I’m doing a Bible study this year in Esther – a book about a Jewish orphan who defies the odds to become the queen of Persia through marriage to King Xerxes. During Esther’s reign, a decree is issued for the entire Jewish population to be exterminated, but God uses her royal influence to thwart the plot and save the Jews. In the penultimate chapter of the book we read this: “On the thirteenth day of the twelfth month, the edict (to annihilate the Jews) was to be carried out. On this day the enemies of the Jews had hoped to overpower them, but now the tables were turned and the Jews got the upper hand over those who hated them.” According to study facilitator Beth Moore, the “most pronounced theme of the Book of Esther is the reversal of destiny”… And about this reversal she says: “God can’t turn a table that was never set against you.”
It’s a fairly obvious point but still a striking one. A story like Esther’s is compelling and inspiring because of its drama- the threat of annihilation, the fear Esther must conquer to intervene, and ultimately her brave “risk-it-all” act of approaching her husband, the king. The triumph and relief that accrue to Esther – and all the Jews- come in the face of otherwise fatal circumstances. They anticipate evil and destruction; they get rescue and life. God swoops in and saves them through Esther and her cousin Mordecai. God responds to their cries, fasting, and prayers. He hears them. He reverses their destiny.
But what if we never faced any misfortune? What if Esther and the Jews hadn’t? No threat, no danger, no tears and desperate prayers… and no reversal of destiny. No profound gratitude at the goodness, mercy, and responsiveness of God. No drama… and no celebration or deepened faith.
“God can’t turn a table that was never set against you.” Suppose (as Moore asks) God answered every prayer I prayed for myself and my family. Suppose my marriage was always smooth; kids were easy to conceive, deliver, and raise; no health problems ever emerged for me or anyone I loved; my husband never faced vocational or employment challenges; money was always abundant; we lived where we wanted in the perfect house. What kind of life would that be? Or more to the point: what kind of faith would that produce? What would my love for God – my trust in his sovereignty – look like? I would be a spoiled brat, spiritually speaking, and have a weak and shallow faith.
It got me thinking about parenting. I don’t think of myself as a hovering “helicopter parent” in the traditional sense… I’m not paranoid about our children’s safety or consumed with helping them succeed academically. Overparenting in our culture’s standard ways – removing every germ from my home, signing kids up for a hundred extracurriculars, doing their homework for them – likely won’t be my problem. But I wonder: is there such a thing as spiritual helicopter parenting? Because that I could see being much more of a temptation for me.

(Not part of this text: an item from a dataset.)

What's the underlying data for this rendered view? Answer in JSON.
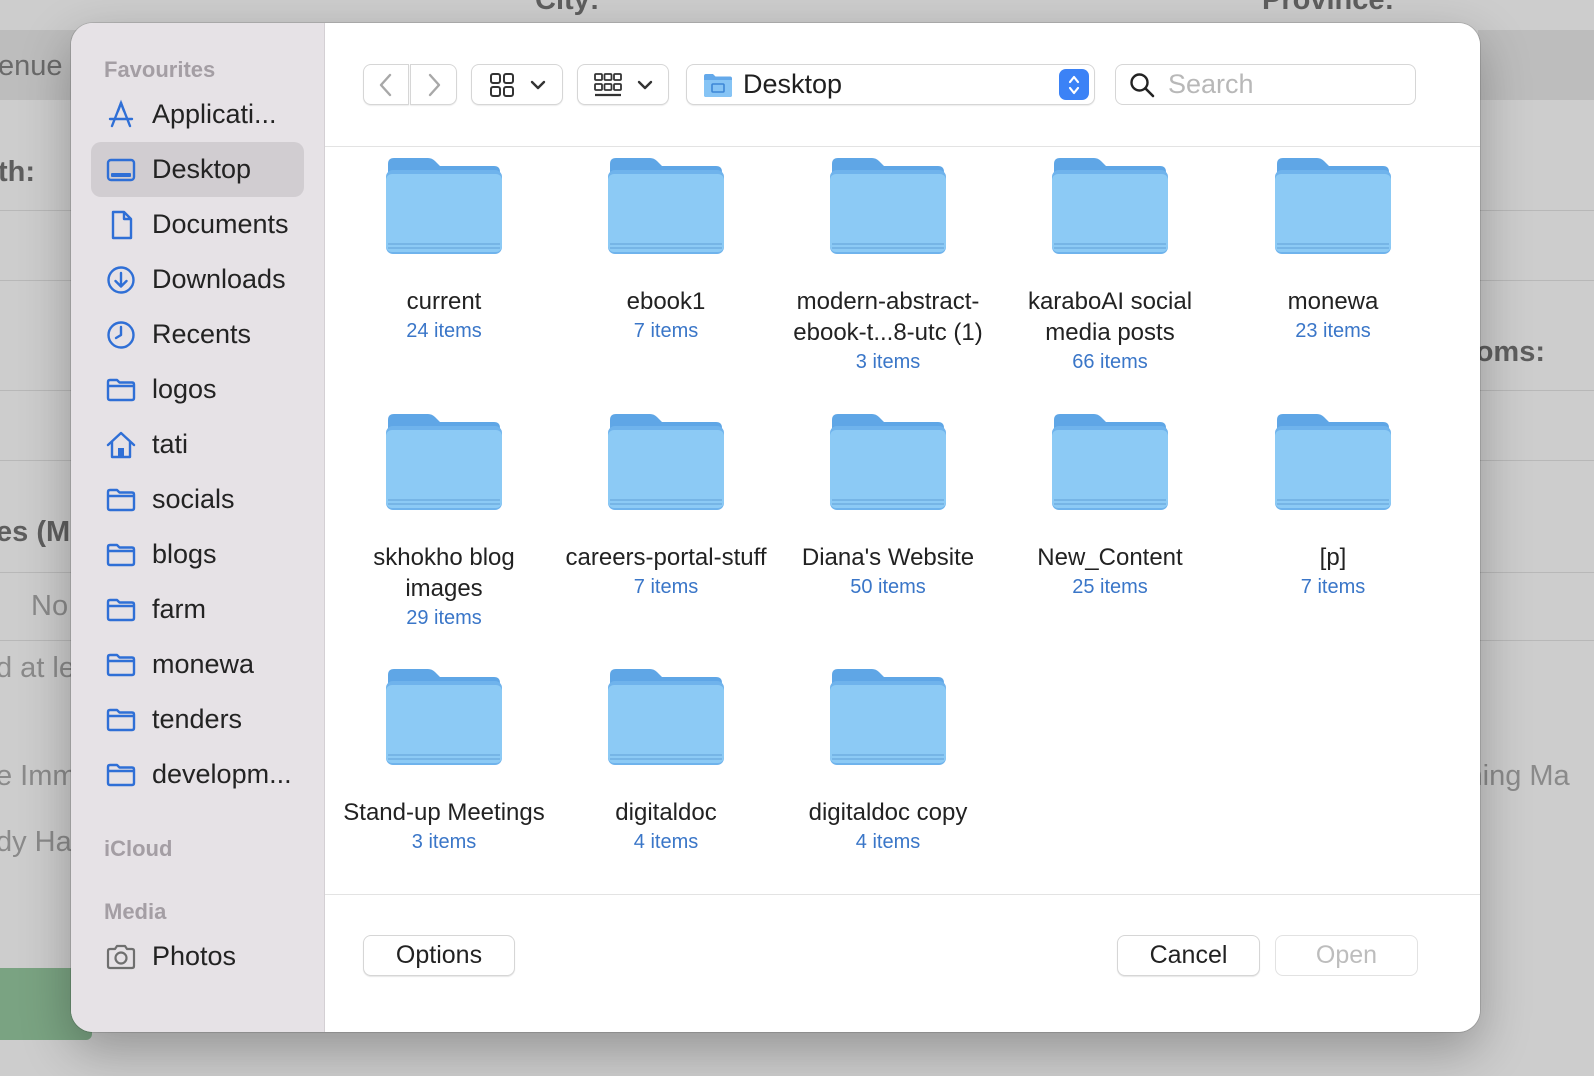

My kids are only 4, 2, and 9 months old – and I can already see how difficult it is to watch them go through hard times. It’s awful. I see, though, that all the childhood woes- not excelling at preferred activities, being left out socially or disliked by admired peers, getting made fun of – it’s all coming. Sad fact is that things will not always go the way I’ll wish in my kids’ lives. They’ll face tough times; they will hurt. I’ll want to protect them from the pain, to make it go away. I’ll rail against the fact that I can’t “make it all better for them.” My prayers for them will not always be answered.
But I also see that a healthy kid who grows up in a nurturing home, introduced to Christ and His love at a young age still needs some reversal of destiny in his life. If anything, he needs it more than the kid who grows up neglected, destitute, or disabled. Because without facing some adversity and pain, how else is the kid going to see God working in his life? How else will he experience the sacrificial and table-turning love of Jesus? Without experiencing some pain, how will he know our destiny-reversing God? He won’t. His faith in Christ – if he has one at all – will be weak and immature. And this fate is infinitely worse.
God save us – my children, me, all of us – from such a shallow and lukewarm faith. Jesus wants none of it, and neither do I. Forbid, Oh God, that I should become a helicopter mom in the realm of the spiritual. Rather give me faith to trust my kids, misfortunes and all, into Your loving sovereignty and Your big picture plans for their lives.